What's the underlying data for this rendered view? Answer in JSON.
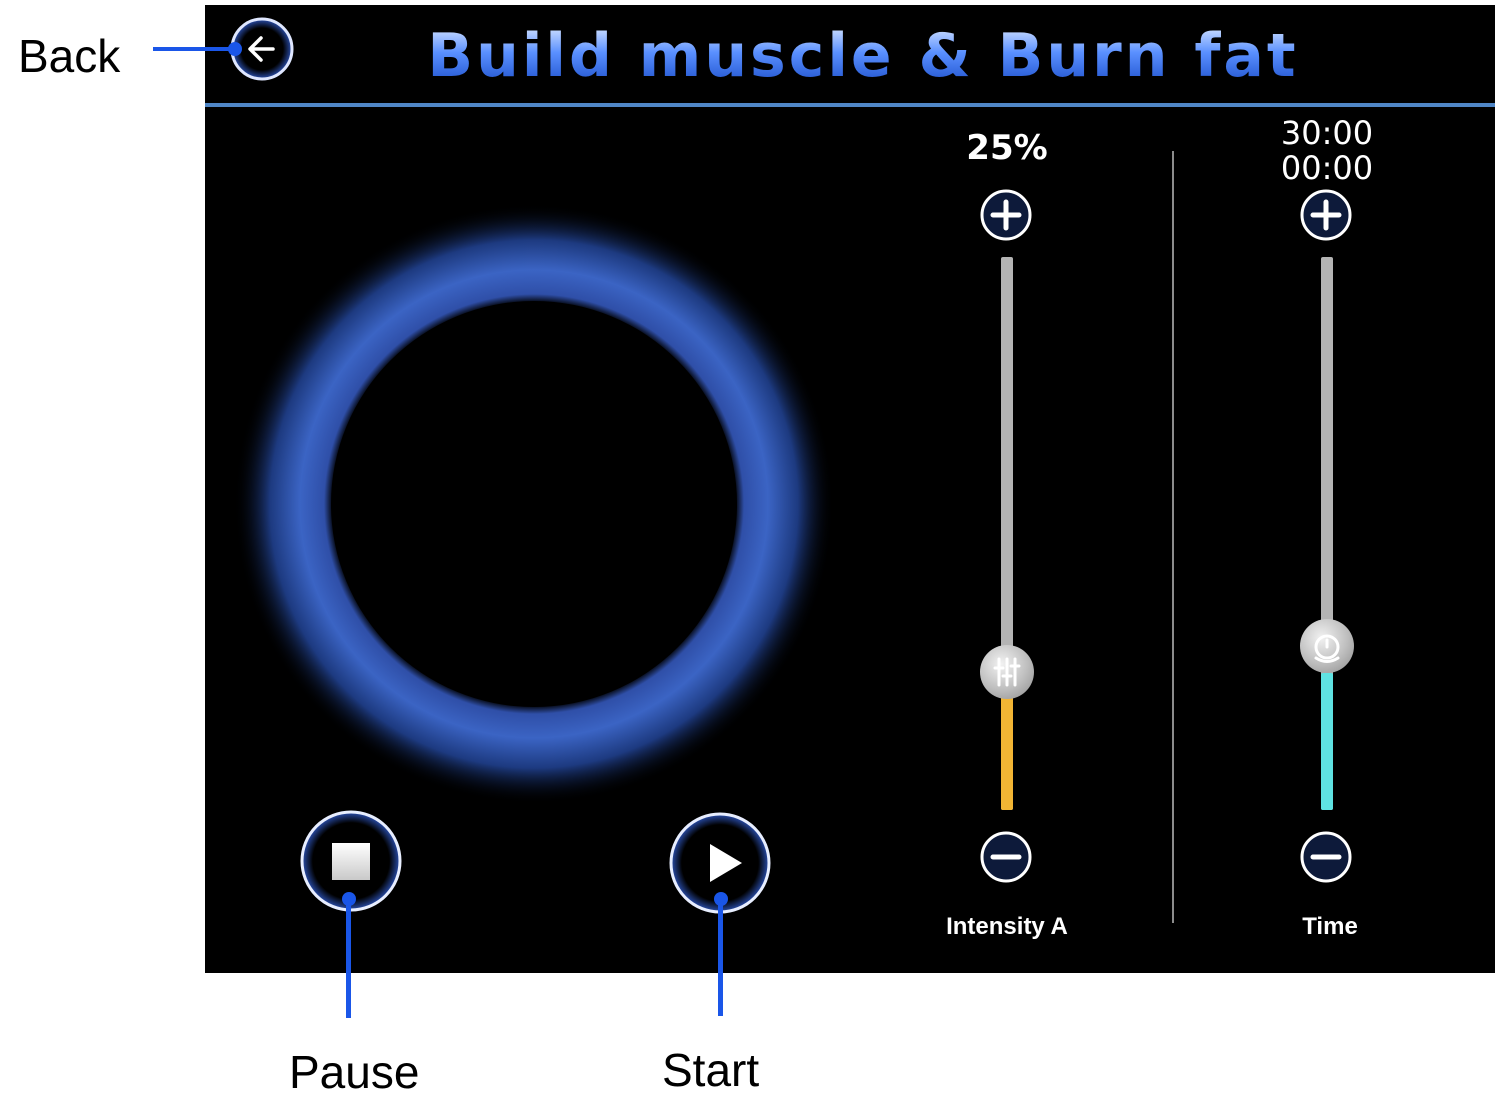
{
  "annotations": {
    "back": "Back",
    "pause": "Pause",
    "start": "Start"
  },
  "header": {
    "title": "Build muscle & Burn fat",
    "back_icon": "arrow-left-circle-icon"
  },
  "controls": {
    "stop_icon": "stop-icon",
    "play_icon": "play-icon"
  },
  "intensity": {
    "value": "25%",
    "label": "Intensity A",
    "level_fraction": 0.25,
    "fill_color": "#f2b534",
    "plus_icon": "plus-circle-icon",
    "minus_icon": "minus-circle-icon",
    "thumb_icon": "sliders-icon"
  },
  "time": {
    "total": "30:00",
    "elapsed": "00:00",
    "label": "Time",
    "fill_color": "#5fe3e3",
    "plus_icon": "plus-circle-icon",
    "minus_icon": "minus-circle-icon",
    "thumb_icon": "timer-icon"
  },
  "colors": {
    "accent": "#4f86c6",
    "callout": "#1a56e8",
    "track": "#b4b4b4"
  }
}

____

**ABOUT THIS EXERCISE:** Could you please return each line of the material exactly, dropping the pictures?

**RESULT:**
What's the underlying data for this rendered view? Answer in JSON.
{
  "annotations": {
    "back": "Back",
    "pause": "Pause",
    "start": "Start"
  },
  "header": {
    "title": "Build muscle & Burn fat",
    "back_icon": "arrow-left-circle-icon"
  },
  "controls": {
    "stop_icon": "stop-icon",
    "play_icon": "play-icon"
  },
  "intensity": {
    "value": "25%",
    "label": "Intensity A",
    "level_fraction": 0.25,
    "fill_color": "#f2b534",
    "plus_icon": "plus-circle-icon",
    "minus_icon": "minus-circle-icon",
    "thumb_icon": "sliders-icon"
  },
  "time": {
    "total": "30:00",
    "elapsed": "00:00",
    "label": "Time",
    "fill_color": "#5fe3e3",
    "plus_icon": "plus-circle-icon",
    "minus_icon": "minus-circle-icon",
    "thumb_icon": "timer-icon"
  },
  "colors": {
    "accent": "#4f86c6",
    "callout": "#1a56e8",
    "track": "#b4b4b4"
  }
}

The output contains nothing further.